Data records for software interfaces:
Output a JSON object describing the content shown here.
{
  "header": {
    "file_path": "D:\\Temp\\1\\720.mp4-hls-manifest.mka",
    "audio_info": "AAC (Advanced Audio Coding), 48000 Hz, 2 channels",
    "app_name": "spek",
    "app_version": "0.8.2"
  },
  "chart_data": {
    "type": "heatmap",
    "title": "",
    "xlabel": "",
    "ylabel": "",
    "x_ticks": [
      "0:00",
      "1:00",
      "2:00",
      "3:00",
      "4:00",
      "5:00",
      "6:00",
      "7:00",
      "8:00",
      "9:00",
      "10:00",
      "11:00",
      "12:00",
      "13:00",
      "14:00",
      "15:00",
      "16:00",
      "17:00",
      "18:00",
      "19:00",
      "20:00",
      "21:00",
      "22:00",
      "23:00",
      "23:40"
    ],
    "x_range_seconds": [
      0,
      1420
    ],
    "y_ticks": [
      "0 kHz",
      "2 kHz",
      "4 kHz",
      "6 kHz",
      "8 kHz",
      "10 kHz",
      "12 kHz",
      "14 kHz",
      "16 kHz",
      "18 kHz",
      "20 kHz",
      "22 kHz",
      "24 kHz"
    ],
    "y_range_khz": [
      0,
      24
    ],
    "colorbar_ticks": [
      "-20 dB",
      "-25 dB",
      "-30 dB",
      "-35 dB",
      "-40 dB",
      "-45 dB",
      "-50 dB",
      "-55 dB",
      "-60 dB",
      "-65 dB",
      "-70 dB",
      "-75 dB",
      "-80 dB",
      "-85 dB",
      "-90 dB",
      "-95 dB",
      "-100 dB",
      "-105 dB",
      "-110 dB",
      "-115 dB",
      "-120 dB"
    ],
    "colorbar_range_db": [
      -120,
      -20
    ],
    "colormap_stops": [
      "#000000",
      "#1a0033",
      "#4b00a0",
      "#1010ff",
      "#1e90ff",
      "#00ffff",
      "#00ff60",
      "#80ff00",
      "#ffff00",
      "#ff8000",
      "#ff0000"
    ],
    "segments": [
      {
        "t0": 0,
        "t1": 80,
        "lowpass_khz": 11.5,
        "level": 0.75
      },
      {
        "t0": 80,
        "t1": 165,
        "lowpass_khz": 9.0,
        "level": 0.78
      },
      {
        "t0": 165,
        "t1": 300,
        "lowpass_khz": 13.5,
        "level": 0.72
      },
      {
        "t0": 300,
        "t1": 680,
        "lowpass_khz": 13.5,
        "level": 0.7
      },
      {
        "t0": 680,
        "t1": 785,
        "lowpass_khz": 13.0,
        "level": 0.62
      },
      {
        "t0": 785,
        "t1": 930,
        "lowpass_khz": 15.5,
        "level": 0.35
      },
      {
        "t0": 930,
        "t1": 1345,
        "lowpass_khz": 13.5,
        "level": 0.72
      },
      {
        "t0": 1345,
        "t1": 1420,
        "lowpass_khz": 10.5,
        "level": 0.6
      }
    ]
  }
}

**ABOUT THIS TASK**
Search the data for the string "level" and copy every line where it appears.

**EXERCISE RESULT**
        "level": 0.75
        "level": 0.78
        "level": 0.72
        "level": 0.7
        "level": 0.62
        "level": 0.35
        "level": 0.72
        "level": 0.6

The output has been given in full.